It’s nice, at the end of a delicious meal of Chinese food, to sit back and unwrap the traditional fortune cookie. The little note inside has become so entrenched in our culture that we even have the saying ‘fortune cookie wisdom’, but did you know that these sweet and crunchy purveyors of knowledge are actually an American invention.
Yep, fortune cookies first sprung up in California around the turn of the 20th century, and that is practically all that is known for sure about these tasty treats. There are several theories and rumors about the origins of the fortune cookie. For instance, one story claims that a Chinese immigrant living in Los Angeles, and the founder of the Hong Kong Noodle Company, invented the cookie in 1918. Apparently he made them in order to distribute to the many poor people he saw congregating near his shop. The cookies were relatively cheap to make, and he would pass them out for free to people on the streets. The story goes that each cookie contained a piece of Bible scripture written on a slip of paper, because the man who was handing them out, David Jung, was not only a small business owner and an American Chinese man, he was also a Presbyterian minister.

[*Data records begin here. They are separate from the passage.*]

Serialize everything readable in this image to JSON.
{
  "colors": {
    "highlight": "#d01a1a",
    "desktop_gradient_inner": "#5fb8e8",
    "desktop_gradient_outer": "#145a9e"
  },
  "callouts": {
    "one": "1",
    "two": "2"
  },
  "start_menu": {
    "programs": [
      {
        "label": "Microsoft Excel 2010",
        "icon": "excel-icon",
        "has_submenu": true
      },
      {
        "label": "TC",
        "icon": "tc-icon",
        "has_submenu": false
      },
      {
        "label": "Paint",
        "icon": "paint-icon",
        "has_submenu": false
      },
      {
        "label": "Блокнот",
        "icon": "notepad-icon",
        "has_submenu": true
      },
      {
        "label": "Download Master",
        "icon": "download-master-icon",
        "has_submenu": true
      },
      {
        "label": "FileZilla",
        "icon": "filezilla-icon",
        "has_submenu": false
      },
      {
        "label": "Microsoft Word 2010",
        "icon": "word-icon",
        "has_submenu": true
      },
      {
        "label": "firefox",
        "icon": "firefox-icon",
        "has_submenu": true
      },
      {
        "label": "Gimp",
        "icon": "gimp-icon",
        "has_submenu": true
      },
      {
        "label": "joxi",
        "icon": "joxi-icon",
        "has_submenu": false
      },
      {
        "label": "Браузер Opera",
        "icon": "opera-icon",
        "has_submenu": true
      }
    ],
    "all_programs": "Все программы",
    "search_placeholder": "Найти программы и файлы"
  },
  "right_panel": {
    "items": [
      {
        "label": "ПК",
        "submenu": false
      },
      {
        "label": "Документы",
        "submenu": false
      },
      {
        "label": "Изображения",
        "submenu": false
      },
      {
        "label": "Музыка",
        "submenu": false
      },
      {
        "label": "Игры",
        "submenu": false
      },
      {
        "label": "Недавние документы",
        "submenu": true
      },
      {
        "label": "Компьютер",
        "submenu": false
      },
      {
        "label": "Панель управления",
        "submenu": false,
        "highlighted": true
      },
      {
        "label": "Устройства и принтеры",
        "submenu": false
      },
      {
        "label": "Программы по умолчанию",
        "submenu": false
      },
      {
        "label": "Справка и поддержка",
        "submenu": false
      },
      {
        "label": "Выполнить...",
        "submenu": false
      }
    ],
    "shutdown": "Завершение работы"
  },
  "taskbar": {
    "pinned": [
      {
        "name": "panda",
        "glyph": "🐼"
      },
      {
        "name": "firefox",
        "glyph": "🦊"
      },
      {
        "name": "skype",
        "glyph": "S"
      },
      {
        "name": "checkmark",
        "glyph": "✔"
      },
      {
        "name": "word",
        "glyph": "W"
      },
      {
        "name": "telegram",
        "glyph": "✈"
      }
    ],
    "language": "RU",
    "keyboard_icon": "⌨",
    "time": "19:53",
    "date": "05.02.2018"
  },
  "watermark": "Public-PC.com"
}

Another history tells of a young Japanese immigrant named Makoto Hagiwara who famously designed the beautiful Japanese Tea Garden in Golden Gate Park. Hagiwara lost his job as a gardener due to anti-Japanese sentiment, but later regained his position and, the story goes, he designed a cookie in 1914 that included a thank you note inside to those who gave him his job back. He began passing out these cookies at the Japanese Tea Garden, and in 1915, they were displayed at the Panama-Pacific Exhibition, San Francisco’s world fair.
Fortune cookies became much more commonly served in Chinese restaurants in America in the mid-1940s, after World War II. Desserts that would suit a Western palate were not traditionally part of Chinese cuisine, and the cookies offered Americans something somewhat familiar, with a gimmicky twist, to end their meals with.
Those early fortunes featured Biblical sayings, or quotes and lessons summarized and shortened from philosophers and thinkers such as Confucius and Ben Franklin. Later the fortunes came to offer sage advice, recommended lottery numbers, jokes, and riddles. Today messages are usually somewhat upbeat, leaving the diner feeling positive about the future…either that or mystified as variously cryptic, nonsensical, feel-good, hectoring, bland, or mystifying.
Fortune cookies were originally made by hand until, in 1964 Edward Louie of the Lotus Fortune Cookie Company in San Francisco, automated the process. He saw that by creating a machine that folds the dough and slips in the fortune he could reduce the amount of workers he would need to pay. Today, the world’s largest fortune cookie manufacturer, Wonton Food Inc. of Long Island City, in Queens NY ships out 60 million cookies a month.